According to the U.K. Department for Business, Energy & Industrial Strategy’s Digest of UK Energy Statistics report from 2017, the percentage share of biomass used for electric energy has almost doubled from 2014 to 2016. Plant and animal derived materials can be refined into biofuel for vehicles or burned to generate electricity or heat. While electricity production from biomass requires large scale and complex systems, individual farms can pelletize crops such as switch grass, corn, or fast growing trees and use them for heating building such as greenhouses.
At the mention of geothermal energy, many people instantly think of hot springs and steam vents. However, there is an unassuming source of geothermal power much closer at hand and more easily accessible. Harnessing the constant ground temperature, farms can use geothermal heat pumps to exchange air temperature and ground temperature, making buildings warm in winter and cool in summer. These geothermal heat exchange systems are best suited for new construction projects since they involve extensive excavation. Although more expensive than fossil fuel systems, the investment pays off in 5 to 10 years.
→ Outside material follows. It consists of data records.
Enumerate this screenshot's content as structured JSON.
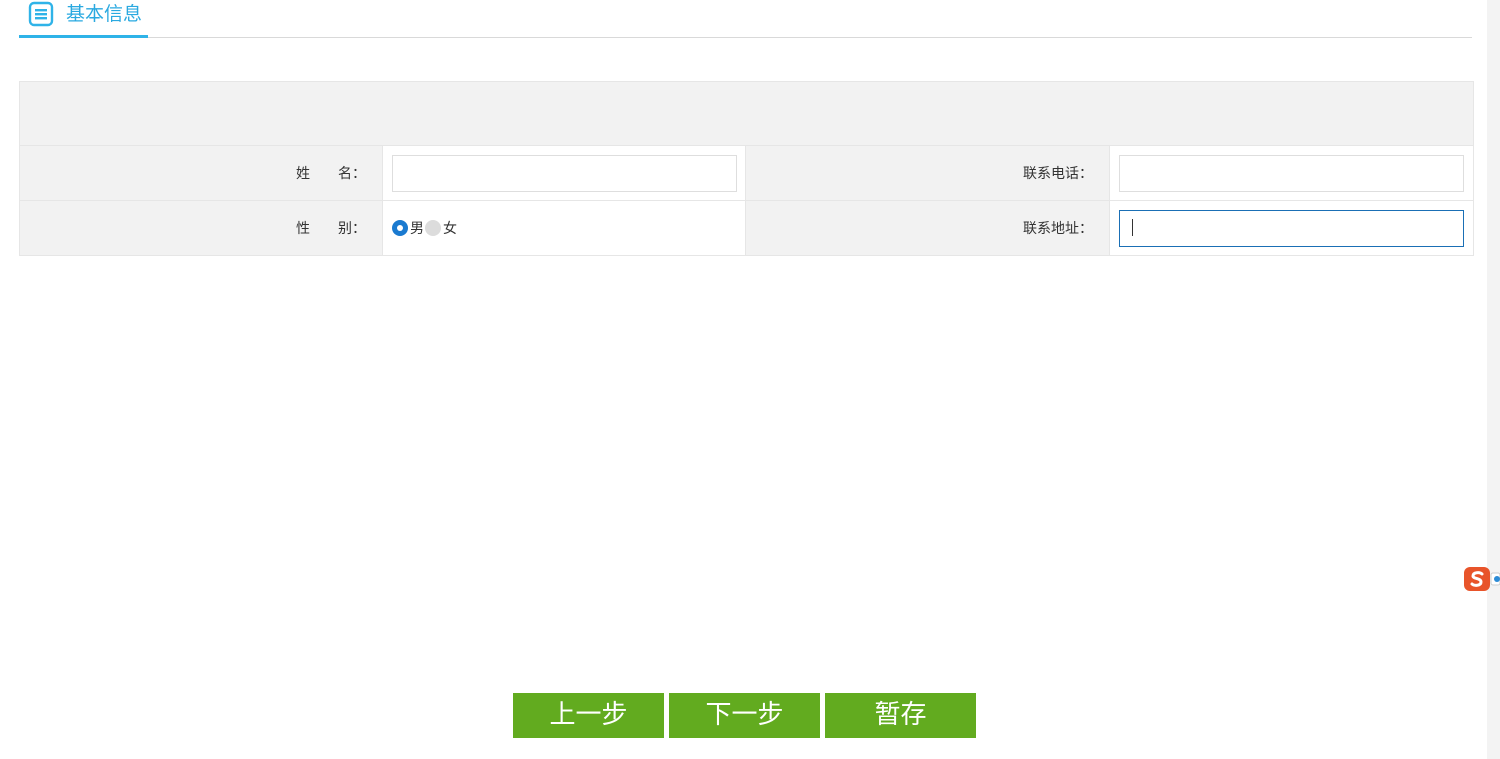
{
  "section": {
    "title": "基本信息",
    "icon": "list-doc-icon",
    "accent_color": "#2fb3e8"
  },
  "form": {
    "name_label_parts": [
      "姓",
      "名："
    ],
    "phone_label": "联系电话：",
    "gender_label_parts": [
      "性",
      "别："
    ],
    "address_label": "联系地址：",
    "name_value": "",
    "phone_value": "",
    "address_value": "",
    "gender_options": [
      {
        "label": "男",
        "checked": true
      },
      {
        "label": "女",
        "checked": false
      }
    ]
  },
  "buttons": {
    "prev_label": "上一步",
    "next_label": "下一步",
    "save_label": "暂存",
    "color": "#62ab1f"
  },
  "ime_widget": {
    "icon": "sogou-ime-icon",
    "color": "#e8542a"
  }
}
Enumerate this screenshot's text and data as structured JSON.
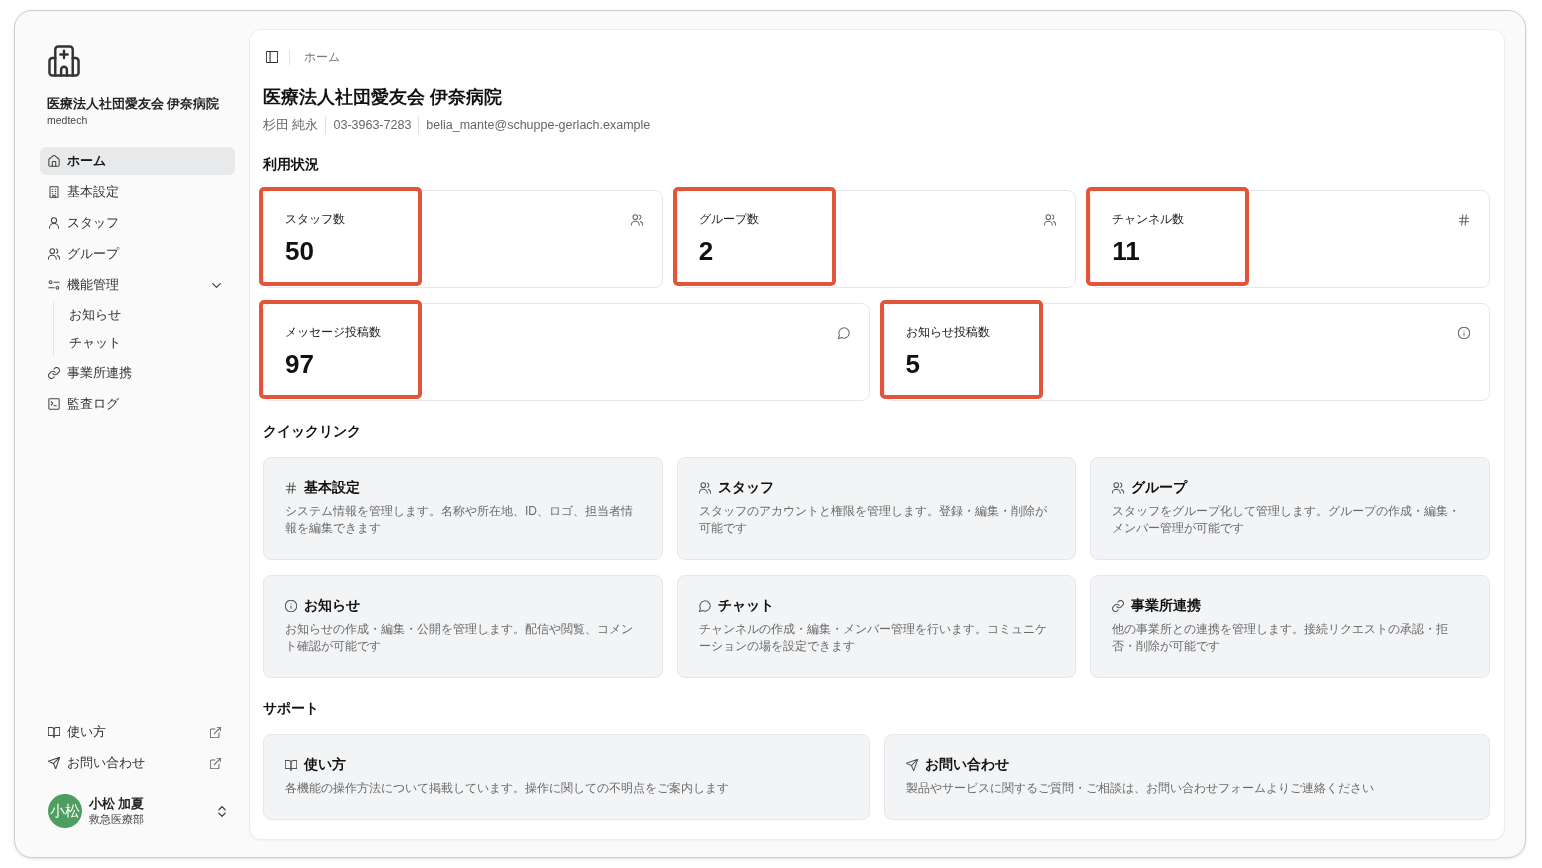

Provided there is a stable source of water with a constant flow, you can apply for a project and choose between several hydroelectric systems – waterwheel, impulse turbine or reaction turbine. Less efficient than turbines, waterwheels are best used for powering grinders and other machines requiring mechanical work. They are simple to use and especially suitable for inconsistent water flow ranges and handling water debris. Turbines, on the other hand, require water filtration, a more controlled and consistent flow rate and a greater head (the elevation difference between the water source and turbine blades). Any type of system is a long term investment, so make sure you choose the one that best suits your needs.
Already in widespread use for greenhouse passive heating, aside from hot water systems, solar power can be converted to electricity. Although photovoltaic collectors (PVs) are the bigger investment, technical advancements are making them more affordable. On farms, PVs can be used for lighting, electric fencing, small motors, water pumps, ceiling fans or to charge vehicle batteries. However, when coupled with high-yield SMA inverters, you can have utility frequency alternating current that you can use for any AC-powered equipment. For an off-grid farm, a PV system with an inverter might be the only option. On the other side of the spectrum, a passive solar greenhouse design can be a cost-effective option for small growers looking to extend their growing season.
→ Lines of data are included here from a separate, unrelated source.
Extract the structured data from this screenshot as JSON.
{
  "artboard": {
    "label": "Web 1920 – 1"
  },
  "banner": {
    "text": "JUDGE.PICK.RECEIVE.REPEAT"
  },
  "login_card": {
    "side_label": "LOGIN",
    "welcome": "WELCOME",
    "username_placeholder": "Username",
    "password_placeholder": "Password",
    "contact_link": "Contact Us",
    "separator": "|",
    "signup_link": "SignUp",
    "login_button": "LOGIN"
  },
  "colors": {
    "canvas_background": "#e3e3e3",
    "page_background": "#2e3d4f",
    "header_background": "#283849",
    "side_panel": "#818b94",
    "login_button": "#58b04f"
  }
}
In order to provide the average power needs of a farm, wind turbines need to be placed in high wind areas and may require at least one acre of land. This makes them especially interesting for farmers with grazing land in areas with high wind speeds. These stretches of land can even be leased to utility companies for energy generation, while still being used for farming. There’s even been research on how wind turbines may actually benefit crops planted underneath. In temperate climates, wind turbines are an excellent complement to photovoltaic systems, as wind energy is often available when solar energy is not.
When considering renewable energy systems such as hydroelectric powerhouse, solar collectors or wind turbines, make sure you check with local zoning ordinances before the work begins. Also, depending on where you live, the local utility company may offer compensation for the energy you deliver to the grid.